Experts say while such incidents in turn encourage religious extremism, there are several instances where in institutions do engage in religious discrimination and fanaticism.  For example, a report published by Pakistan’s Sustainable Development Policy Institute (SDPI) maintains: “Four primary themes that emerge most strongly as constituting the bulk of the curricula and textbooks…are that Pakistan is for Muslims alone; Islamiat is to be forcibly taught to all the students, whatever their faith, including compulsory reading of Quran; the ideology of Pakistan are to be urged to take the path of Jehad and Shahadat.” In any civilized country, such reports could have been banned, but under subterfuge designs of Pakistani establishment, these are only allowed to spread and spawned. With this, harassment of minorities has also increased.

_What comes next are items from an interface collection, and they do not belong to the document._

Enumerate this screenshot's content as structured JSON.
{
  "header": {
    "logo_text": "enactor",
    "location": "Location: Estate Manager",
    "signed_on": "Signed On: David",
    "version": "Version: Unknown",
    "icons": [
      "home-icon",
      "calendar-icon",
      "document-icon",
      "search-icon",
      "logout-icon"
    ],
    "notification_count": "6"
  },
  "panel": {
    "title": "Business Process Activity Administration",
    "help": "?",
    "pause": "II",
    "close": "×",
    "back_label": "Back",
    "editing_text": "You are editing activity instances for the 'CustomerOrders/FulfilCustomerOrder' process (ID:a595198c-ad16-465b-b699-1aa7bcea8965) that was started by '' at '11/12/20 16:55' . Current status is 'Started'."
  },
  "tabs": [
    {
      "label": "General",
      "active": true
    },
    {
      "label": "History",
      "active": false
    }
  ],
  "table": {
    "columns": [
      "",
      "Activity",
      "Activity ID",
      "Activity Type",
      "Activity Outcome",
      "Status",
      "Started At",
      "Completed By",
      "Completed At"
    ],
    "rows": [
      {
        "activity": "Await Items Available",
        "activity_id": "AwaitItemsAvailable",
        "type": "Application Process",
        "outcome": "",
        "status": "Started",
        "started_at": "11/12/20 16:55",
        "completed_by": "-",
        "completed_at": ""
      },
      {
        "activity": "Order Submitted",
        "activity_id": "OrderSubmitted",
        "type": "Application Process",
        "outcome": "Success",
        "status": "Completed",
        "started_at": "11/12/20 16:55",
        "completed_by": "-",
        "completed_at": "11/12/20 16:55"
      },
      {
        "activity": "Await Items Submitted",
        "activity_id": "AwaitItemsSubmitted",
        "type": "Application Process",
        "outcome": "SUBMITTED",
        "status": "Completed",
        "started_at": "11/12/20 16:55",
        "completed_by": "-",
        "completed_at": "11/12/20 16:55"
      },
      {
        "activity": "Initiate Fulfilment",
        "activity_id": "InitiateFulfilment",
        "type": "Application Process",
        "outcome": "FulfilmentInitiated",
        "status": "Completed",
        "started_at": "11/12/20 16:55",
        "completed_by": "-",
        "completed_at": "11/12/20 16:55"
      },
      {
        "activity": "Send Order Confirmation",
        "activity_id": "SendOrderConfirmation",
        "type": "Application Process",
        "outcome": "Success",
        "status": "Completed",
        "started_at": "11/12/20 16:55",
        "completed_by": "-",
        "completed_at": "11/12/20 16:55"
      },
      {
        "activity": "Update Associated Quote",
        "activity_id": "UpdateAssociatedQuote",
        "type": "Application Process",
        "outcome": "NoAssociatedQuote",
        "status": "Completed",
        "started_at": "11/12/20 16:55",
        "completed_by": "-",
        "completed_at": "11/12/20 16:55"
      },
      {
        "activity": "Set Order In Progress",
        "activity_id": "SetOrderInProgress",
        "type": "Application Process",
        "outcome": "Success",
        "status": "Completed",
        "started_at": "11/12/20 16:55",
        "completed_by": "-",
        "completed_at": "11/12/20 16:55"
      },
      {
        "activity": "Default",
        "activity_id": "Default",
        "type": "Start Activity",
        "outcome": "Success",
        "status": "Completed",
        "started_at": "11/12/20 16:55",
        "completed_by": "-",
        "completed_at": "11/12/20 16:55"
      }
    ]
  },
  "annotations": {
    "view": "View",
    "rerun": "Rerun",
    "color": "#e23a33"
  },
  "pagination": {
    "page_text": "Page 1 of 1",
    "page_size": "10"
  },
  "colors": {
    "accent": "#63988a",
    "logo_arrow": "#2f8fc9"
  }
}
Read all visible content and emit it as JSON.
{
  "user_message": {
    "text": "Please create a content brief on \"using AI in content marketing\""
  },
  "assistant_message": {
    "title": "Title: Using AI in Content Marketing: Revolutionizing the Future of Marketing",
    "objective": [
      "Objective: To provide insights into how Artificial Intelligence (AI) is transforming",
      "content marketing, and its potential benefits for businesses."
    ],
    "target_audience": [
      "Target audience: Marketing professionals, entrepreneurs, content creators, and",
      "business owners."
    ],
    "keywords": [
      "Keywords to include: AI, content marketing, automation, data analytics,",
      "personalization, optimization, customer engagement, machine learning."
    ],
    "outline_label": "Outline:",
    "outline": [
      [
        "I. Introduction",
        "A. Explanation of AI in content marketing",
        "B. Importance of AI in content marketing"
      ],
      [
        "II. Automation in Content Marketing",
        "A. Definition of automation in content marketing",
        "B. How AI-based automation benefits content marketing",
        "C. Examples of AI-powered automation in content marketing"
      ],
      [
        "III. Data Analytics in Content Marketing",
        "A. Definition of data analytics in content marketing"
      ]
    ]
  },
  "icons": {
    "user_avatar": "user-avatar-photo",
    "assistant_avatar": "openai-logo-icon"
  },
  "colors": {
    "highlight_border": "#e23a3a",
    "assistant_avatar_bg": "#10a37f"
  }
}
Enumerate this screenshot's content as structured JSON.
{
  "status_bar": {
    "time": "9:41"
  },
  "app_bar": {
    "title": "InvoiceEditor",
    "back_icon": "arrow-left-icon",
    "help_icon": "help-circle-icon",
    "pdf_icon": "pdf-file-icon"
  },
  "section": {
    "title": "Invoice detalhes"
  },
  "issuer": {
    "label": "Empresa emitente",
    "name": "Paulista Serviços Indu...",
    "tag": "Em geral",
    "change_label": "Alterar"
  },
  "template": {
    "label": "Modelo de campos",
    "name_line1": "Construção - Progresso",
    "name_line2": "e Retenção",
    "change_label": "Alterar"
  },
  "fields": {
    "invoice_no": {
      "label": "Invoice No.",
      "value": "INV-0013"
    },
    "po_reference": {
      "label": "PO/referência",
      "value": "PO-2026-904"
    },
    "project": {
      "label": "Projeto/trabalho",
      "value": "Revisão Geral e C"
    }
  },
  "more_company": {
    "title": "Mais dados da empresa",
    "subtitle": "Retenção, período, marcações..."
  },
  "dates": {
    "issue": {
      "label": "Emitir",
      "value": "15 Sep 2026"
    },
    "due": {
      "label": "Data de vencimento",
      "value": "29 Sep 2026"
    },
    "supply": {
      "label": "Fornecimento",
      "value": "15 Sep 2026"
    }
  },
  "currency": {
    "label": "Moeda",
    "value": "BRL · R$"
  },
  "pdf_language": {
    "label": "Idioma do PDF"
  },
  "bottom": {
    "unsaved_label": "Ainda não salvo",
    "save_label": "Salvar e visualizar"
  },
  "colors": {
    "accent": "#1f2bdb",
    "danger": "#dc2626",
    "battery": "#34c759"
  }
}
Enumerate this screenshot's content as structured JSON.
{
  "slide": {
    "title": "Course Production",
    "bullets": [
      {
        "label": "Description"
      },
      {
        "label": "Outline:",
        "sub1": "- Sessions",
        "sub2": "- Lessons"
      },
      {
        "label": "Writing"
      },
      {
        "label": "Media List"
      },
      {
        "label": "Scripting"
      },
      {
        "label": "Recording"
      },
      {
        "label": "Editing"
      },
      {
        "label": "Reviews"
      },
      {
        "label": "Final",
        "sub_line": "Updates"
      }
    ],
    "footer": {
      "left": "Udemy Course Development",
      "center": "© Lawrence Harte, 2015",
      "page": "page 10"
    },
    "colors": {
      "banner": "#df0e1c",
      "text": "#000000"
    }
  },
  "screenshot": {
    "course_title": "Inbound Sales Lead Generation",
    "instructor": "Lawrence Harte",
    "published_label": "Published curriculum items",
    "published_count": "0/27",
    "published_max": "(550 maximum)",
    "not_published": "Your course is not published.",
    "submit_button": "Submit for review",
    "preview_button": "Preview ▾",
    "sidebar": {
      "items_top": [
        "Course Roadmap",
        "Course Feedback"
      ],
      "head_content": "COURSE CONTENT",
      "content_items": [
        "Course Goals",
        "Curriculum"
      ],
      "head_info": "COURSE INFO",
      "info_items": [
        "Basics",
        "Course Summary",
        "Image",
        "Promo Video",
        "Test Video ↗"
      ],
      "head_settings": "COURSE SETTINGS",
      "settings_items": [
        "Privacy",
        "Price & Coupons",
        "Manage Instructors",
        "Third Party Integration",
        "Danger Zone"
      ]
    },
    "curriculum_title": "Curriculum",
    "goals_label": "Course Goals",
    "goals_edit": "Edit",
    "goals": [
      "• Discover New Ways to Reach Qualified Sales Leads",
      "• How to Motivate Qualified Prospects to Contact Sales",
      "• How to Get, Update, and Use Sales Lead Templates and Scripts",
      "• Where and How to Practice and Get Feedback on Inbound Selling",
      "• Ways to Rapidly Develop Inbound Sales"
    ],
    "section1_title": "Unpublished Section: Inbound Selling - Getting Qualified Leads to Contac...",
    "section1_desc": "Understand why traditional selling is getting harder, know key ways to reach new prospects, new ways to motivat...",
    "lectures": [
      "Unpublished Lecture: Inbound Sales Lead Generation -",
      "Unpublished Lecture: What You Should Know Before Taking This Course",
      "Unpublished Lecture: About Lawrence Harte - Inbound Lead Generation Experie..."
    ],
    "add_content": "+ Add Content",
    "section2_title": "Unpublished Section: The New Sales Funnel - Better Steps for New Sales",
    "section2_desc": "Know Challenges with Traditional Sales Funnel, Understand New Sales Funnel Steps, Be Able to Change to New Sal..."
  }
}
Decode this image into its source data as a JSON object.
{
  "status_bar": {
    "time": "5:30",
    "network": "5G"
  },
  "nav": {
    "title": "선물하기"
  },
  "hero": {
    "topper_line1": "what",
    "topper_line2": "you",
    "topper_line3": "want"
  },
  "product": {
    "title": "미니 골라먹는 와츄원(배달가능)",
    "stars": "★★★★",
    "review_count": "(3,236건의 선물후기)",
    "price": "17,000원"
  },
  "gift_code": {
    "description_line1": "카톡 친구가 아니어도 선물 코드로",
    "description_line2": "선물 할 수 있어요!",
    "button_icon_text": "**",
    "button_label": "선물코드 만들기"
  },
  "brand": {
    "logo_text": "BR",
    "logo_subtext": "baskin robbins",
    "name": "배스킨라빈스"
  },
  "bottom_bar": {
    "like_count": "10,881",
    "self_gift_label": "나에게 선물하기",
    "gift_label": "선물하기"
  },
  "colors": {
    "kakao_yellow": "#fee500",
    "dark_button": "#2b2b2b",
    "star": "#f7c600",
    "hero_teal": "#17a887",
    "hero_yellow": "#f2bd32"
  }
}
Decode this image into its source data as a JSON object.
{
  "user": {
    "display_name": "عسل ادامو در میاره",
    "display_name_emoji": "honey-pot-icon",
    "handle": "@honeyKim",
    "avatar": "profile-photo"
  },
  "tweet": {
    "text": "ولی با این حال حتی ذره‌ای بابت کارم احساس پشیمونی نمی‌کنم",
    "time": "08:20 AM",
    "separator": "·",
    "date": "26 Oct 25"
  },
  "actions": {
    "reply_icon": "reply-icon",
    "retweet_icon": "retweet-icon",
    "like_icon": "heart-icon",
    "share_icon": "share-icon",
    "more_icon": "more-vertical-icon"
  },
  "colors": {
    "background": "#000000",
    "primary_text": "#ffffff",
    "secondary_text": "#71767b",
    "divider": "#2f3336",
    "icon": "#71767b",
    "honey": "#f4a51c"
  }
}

For instances, a report suggests that approximately two million minority community members in Pakistan are compelled to pay regular sums, as ransom to extortionists and local leaders in exchange for the physical security of their families and themselves.

In general no job higher than a clerk’s post is usually given to minorities. It is said that no Hindu or Christian can run a business without having a Muslim as a silent partner. But more shocking is the report which suggests that at the time of partition in 1947, Hindu population was anywhere between 15 to 24 percent, but by 1998 (when last census exercise was carried out) it shrank to 1.60 percent. Obviously, they have either migrated to India or have been forcibly converted into Islam. And this would perhaps surprise none who knows Pakistan, its historicity, state policies and ground realities with religious identity often being conflated with nationalism. State policies exclude minorities from governance structures. Consequently, hardliners don’t hesitate to equate minorities with foreign countries or treat them as an enemy. Last year, after attacking the All Saints Church in Peshawar, the terrorist outfit Jundullah claimed: “They are the enemies of Islam, therefore we target them. We will continue our attacks on non-Muslims on Pakistani land.”   In this background, discrimination or targeting of minority community members could also be seen in the context of complicated distribution of resources, the flux in social structure and others. Whatever be the reason, however, Sikh community members have for now refused to lie low. They want their population’s official enumeration. Except for regretting Sikhs’ exclusion from the 1998 census, no commitment in their inclusion has been officially given by the Nawaz Sharif government. Therefore, it is in the realm of speculation as to what Pakistan’s state of affairs would be for its minorities.